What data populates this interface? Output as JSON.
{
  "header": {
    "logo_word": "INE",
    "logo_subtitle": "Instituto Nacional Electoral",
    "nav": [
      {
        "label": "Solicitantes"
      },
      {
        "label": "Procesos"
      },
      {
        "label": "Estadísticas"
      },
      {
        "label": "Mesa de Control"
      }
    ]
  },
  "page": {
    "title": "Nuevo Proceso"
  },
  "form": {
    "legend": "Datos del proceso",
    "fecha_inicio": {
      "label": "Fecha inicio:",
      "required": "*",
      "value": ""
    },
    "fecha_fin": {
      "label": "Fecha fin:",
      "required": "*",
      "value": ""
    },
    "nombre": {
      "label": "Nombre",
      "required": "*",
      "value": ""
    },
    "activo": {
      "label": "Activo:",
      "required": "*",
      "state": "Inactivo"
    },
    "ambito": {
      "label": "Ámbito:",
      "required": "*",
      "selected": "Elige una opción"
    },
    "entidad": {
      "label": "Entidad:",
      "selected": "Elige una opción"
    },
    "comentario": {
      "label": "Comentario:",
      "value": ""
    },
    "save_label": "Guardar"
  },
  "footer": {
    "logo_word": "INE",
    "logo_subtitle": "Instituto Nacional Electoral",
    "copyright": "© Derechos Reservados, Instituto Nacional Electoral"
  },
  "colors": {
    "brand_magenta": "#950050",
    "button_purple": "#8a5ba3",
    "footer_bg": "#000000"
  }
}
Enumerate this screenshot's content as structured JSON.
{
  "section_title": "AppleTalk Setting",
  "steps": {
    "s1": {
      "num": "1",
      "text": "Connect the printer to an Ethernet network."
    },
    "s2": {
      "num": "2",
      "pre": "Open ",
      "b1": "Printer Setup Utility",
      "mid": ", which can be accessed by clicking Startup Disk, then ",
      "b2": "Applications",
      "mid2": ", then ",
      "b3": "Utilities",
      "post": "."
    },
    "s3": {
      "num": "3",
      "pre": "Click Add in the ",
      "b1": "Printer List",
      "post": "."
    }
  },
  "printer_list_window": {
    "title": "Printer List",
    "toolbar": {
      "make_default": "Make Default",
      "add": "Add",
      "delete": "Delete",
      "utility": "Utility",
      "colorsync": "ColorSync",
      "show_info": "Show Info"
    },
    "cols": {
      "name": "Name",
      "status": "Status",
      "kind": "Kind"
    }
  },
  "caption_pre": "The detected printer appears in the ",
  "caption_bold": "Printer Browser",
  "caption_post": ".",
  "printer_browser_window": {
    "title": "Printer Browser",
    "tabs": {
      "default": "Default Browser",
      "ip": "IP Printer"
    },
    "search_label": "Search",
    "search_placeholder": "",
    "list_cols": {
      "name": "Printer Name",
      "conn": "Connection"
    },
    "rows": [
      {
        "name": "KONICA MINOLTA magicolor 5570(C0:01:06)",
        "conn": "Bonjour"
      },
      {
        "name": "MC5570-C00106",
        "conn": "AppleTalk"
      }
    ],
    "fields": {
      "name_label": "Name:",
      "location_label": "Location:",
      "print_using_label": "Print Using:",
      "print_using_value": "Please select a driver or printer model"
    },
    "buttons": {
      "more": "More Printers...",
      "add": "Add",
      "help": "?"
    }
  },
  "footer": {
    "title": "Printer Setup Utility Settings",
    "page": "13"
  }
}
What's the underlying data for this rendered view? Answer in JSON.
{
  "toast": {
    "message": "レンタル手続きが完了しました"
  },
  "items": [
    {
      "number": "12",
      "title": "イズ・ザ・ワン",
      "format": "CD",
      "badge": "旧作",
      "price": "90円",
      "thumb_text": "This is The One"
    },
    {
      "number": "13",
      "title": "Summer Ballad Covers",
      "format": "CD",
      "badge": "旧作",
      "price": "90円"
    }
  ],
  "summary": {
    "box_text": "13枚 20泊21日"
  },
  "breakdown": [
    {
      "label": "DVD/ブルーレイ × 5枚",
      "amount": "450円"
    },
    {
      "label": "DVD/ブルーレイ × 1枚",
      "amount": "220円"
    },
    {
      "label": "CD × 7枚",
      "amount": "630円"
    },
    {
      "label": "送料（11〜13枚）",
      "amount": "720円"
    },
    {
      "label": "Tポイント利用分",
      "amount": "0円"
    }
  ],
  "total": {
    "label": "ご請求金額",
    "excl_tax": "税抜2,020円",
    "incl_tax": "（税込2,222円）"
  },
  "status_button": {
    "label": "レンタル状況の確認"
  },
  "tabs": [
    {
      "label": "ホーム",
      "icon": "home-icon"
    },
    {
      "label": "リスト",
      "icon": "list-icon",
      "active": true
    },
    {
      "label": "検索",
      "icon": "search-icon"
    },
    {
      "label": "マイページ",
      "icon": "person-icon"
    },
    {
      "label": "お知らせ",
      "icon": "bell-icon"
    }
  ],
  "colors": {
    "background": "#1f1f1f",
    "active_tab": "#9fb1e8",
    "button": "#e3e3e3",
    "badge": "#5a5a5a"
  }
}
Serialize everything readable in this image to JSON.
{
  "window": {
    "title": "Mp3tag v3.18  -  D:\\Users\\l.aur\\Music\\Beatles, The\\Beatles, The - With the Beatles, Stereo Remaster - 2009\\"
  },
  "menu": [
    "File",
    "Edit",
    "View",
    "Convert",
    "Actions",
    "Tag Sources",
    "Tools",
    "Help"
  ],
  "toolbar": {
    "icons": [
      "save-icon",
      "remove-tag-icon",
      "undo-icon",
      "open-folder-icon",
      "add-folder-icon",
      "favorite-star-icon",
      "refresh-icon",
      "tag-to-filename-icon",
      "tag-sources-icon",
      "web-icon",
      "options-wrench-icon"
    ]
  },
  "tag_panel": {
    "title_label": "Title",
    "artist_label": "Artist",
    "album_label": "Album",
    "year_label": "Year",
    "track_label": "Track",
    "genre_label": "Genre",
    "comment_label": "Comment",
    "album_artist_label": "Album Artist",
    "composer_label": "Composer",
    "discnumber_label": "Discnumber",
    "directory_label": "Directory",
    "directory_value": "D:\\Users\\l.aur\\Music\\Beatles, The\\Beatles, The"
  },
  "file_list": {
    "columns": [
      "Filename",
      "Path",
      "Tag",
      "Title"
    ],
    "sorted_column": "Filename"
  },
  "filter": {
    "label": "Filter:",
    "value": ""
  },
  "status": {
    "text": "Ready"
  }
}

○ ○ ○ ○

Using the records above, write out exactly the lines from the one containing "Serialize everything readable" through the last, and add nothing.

■ **RESULT OF THE TASK**
Serialize everything readable in this image to JSON.
{
  "window": {
    "title": "Mp3tag v3.18  -  D:\\Users\\l.aur\\Music\\Beatles, The\\Beatles, The - With the Beatles, Stereo Remaster - 2009\\"
  },
  "menu": [
    "File",
    "Edit",
    "View",
    "Convert",
    "Actions",
    "Tag Sources",
    "Tools",
    "Help"
  ],
  "toolbar": {
    "icons": [
      "save-icon",
      "remove-tag-icon",
      "undo-icon",
      "open-folder-icon",
      "add-folder-icon",
      "favorite-star-icon",
      "refresh-icon",
      "tag-to-filename-icon",
      "tag-sources-icon",
      "web-icon",
      "options-wrench-icon"
    ]
  },
  "tag_panel": {
    "title_label": "Title",
    "artist_label": "Artist",
    "album_label": "Album",
    "year_label": "Year",
    "track_label": "Track",
    "genre_label": "Genre",
    "comment_label": "Comment",
    "album_artist_label": "Album Artist",
    "composer_label": "Composer",
    "discnumber_label": "Discnumber",
    "directory_label": "Directory",
    "directory_value": "D:\\Users\\l.aur\\Music\\Beatles, The\\Beatles, The"
  },
  "file_list": {
    "columns": [
      "Filename",
      "Path",
      "Tag",
      "Title"
    ],
    "sorted_column": "Filename"
  },
  "filter": {
    "label": "Filter:",
    "value": ""
  },
  "status": {
    "text": "Ready"
  }
}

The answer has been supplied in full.